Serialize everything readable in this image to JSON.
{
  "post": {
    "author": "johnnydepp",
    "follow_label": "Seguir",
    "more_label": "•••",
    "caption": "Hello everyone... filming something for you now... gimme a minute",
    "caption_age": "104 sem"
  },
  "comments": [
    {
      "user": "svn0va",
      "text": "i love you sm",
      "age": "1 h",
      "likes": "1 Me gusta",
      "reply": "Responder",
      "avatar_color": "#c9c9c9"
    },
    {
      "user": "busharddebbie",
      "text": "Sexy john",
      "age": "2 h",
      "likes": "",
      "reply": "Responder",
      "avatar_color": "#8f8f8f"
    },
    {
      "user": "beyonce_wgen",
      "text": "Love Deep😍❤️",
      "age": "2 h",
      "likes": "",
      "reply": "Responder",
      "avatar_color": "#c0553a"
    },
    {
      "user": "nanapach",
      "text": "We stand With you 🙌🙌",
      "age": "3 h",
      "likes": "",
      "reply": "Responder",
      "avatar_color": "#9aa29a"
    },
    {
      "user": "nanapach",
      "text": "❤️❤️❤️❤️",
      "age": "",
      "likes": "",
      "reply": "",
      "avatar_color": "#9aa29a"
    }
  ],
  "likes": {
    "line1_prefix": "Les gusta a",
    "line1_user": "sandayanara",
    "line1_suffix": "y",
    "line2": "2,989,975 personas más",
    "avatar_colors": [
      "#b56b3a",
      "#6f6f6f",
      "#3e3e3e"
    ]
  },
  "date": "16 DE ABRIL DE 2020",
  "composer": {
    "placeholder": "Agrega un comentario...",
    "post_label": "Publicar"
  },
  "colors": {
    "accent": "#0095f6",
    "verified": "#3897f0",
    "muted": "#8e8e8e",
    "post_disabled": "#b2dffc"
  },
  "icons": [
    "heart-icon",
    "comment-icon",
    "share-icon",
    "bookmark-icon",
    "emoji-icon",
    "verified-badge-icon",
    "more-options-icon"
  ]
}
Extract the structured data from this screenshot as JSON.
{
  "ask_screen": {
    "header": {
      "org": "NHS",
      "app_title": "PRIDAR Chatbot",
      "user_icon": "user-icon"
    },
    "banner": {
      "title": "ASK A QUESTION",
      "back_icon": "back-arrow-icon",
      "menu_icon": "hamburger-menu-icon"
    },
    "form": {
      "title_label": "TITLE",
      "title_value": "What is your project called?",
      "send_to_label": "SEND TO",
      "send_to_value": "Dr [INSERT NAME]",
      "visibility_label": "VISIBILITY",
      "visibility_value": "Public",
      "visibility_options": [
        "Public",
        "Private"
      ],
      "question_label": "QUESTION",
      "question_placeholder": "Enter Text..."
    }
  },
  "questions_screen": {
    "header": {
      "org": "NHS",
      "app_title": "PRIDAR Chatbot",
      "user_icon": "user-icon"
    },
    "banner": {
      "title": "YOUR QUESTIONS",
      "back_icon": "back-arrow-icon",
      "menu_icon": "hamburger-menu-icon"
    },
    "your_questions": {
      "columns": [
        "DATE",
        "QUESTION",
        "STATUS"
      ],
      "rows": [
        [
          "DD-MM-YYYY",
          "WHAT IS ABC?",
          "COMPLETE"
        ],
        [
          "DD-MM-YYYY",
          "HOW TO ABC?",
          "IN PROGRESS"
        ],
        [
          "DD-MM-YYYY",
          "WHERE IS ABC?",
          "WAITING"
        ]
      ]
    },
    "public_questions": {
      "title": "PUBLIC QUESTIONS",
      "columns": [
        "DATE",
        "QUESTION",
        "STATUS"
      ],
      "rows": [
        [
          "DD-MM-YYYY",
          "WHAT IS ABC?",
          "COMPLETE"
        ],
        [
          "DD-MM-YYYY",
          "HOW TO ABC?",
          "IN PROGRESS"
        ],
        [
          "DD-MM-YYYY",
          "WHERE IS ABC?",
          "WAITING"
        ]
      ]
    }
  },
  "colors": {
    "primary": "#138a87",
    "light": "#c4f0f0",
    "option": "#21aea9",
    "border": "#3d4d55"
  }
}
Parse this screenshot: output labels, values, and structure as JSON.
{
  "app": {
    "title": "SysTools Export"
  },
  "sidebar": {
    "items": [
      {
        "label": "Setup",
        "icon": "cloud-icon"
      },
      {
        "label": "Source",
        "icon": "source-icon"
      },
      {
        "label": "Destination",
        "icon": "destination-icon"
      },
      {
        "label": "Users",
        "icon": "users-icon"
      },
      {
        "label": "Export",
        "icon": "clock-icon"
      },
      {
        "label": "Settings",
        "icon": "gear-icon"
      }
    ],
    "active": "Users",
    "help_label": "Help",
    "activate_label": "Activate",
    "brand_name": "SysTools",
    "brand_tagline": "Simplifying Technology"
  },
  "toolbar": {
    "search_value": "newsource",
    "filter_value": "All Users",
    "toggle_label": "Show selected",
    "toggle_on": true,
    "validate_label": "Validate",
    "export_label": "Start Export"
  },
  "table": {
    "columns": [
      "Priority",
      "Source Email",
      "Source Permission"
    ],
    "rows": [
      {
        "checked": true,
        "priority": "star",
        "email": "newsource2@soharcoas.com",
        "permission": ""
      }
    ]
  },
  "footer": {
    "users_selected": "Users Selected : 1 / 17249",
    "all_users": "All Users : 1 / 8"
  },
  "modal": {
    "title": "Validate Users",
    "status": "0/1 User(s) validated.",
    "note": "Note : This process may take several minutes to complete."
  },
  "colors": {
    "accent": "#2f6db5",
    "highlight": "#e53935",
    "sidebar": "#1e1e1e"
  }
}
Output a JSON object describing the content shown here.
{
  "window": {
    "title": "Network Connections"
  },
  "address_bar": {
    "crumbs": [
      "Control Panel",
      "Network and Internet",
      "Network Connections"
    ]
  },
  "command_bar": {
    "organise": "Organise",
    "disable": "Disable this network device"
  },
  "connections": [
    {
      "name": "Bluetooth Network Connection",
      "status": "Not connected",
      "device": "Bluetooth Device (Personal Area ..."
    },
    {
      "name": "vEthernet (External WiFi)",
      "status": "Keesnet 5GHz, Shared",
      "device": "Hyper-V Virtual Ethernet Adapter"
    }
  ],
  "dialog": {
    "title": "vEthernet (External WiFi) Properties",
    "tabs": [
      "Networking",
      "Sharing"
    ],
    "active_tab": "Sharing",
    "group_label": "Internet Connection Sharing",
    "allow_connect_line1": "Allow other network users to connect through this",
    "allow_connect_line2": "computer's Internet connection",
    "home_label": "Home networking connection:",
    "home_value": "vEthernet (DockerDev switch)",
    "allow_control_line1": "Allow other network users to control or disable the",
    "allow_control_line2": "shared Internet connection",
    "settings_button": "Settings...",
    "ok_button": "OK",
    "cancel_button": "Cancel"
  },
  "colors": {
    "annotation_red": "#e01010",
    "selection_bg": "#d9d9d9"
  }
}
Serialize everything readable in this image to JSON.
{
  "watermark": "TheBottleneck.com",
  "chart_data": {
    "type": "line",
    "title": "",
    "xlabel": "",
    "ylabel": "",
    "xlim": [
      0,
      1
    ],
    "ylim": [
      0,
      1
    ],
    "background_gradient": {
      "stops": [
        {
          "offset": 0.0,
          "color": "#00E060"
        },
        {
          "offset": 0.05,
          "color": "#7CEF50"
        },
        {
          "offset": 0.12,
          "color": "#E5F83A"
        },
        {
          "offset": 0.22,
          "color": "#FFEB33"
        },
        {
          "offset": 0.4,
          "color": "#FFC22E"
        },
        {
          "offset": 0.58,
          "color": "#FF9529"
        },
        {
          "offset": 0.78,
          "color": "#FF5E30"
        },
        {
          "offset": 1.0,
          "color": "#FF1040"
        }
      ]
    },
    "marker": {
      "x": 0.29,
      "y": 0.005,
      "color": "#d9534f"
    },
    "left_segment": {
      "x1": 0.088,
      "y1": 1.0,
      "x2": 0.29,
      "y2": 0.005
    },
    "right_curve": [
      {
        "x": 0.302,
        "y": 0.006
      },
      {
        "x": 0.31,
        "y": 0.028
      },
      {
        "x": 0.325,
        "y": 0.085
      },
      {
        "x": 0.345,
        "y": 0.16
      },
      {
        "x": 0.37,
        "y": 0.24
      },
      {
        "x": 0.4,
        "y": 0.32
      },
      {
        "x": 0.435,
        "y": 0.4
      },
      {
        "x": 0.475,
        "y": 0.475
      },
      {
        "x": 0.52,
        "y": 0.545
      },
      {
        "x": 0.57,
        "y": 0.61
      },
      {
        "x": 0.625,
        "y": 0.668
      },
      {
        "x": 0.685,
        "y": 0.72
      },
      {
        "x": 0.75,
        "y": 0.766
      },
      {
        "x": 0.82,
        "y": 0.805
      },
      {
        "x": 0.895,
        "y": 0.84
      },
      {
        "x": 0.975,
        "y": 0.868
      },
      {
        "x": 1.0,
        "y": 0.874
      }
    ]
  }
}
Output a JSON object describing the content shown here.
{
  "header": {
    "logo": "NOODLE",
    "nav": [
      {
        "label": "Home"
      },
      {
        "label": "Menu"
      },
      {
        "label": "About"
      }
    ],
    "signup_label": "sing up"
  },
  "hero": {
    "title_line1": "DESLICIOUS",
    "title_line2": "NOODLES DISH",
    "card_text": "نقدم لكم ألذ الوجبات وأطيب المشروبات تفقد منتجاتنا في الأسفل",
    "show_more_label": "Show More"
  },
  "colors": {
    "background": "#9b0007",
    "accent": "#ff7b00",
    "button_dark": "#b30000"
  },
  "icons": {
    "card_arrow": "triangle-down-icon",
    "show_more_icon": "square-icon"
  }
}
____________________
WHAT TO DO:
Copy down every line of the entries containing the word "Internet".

RESULT FOR THIS TASK:
      "Network and Internet",
    "group_label": "Internet Connection Sharing",
    "allow_connect_line2": "computer's Internet connection",
    "allow_control_line2": "shared Internet connection",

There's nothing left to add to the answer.